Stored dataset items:
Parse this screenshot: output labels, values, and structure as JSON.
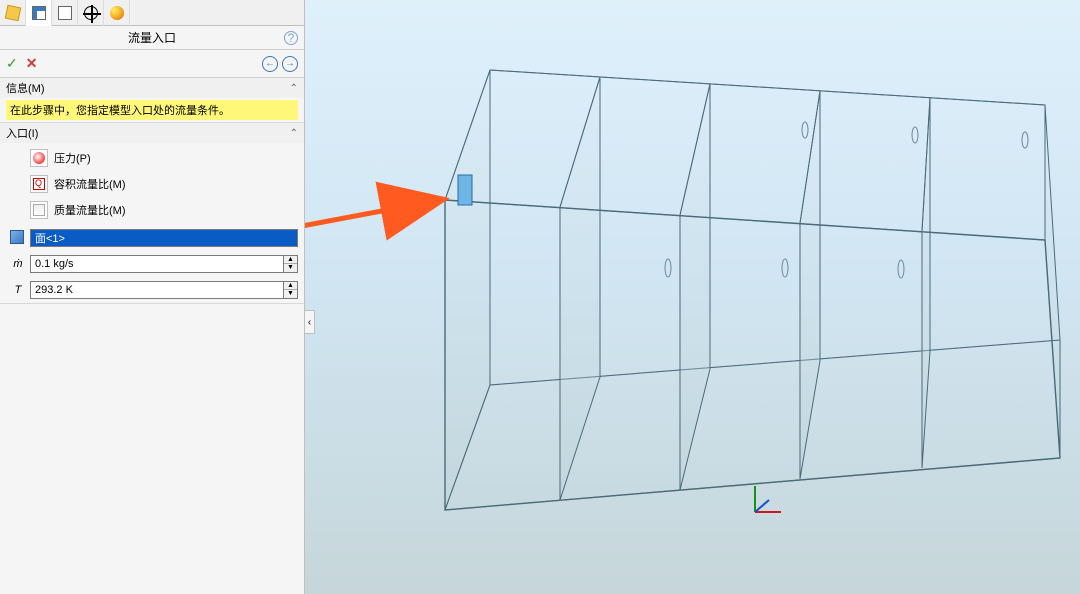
{
  "panel": {
    "title": "流量入口",
    "help_tooltip": "?"
  },
  "actions": {
    "ok": "✓",
    "cancel": "✕",
    "prev": "←",
    "next": "→"
  },
  "sections": {
    "info": {
      "header": "信息(M)",
      "message": "在此步骤中，您指定模型入口处的流量条件。"
    },
    "inlet": {
      "header": "入口(I)",
      "pressure": "压力(P)",
      "vol_flow": "容积流量比(M)",
      "mass_flow": "质量流量比(M)"
    }
  },
  "fields": {
    "selected_face": "面<1>",
    "mass_flow_rate": {
      "label": "ṁ",
      "value": "0.1 kg/s"
    },
    "temperature": {
      "label": "T",
      "value": "293.2 K"
    }
  },
  "viewport": {
    "side_toggle": "‹"
  },
  "icons": {
    "tab_feature": "feature-manager-icon",
    "tab_property": "property-manager-icon",
    "tab_config": "configuration-manager-icon",
    "tab_dimxpert": "dimxpert-icon",
    "tab_render": "render-icon"
  }
}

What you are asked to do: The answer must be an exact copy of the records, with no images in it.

Answer to this exercise:
Parse this screenshot: output labels, values, and structure as JSON.
{
  "panel": {
    "title": "流量入口",
    "help_tooltip": "?"
  },
  "actions": {
    "ok": "✓",
    "cancel": "✕",
    "prev": "←",
    "next": "→"
  },
  "sections": {
    "info": {
      "header": "信息(M)",
      "message": "在此步骤中，您指定模型入口处的流量条件。"
    },
    "inlet": {
      "header": "入口(I)",
      "pressure": "压力(P)",
      "vol_flow": "容积流量比(M)",
      "mass_flow": "质量流量比(M)"
    }
  },
  "fields": {
    "selected_face": "面<1>",
    "mass_flow_rate": {
      "label": "ṁ",
      "value": "0.1 kg/s"
    },
    "temperature": {
      "label": "T",
      "value": "293.2 K"
    }
  },
  "viewport": {
    "side_toggle": "‹"
  },
  "icons": {
    "tab_feature": "feature-manager-icon",
    "tab_property": "property-manager-icon",
    "tab_config": "configuration-manager-icon",
    "tab_dimxpert": "dimxpert-icon",
    "tab_render": "render-icon"
  }
}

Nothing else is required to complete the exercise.